▸ **RECORDED INFORMATION**

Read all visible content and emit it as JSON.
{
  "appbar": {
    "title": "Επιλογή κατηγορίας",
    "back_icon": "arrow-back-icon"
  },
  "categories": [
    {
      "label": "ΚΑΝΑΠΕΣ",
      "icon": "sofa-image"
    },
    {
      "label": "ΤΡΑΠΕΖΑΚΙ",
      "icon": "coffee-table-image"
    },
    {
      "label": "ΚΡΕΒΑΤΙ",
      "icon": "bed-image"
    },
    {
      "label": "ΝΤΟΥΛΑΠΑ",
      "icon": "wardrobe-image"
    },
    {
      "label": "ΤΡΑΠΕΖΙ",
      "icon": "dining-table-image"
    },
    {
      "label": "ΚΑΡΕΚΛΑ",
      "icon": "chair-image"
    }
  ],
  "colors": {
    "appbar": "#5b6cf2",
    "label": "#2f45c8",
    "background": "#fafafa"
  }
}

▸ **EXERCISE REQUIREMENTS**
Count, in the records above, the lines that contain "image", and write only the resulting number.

▸ **RESPONSE FOR THIS EXERCISE**
6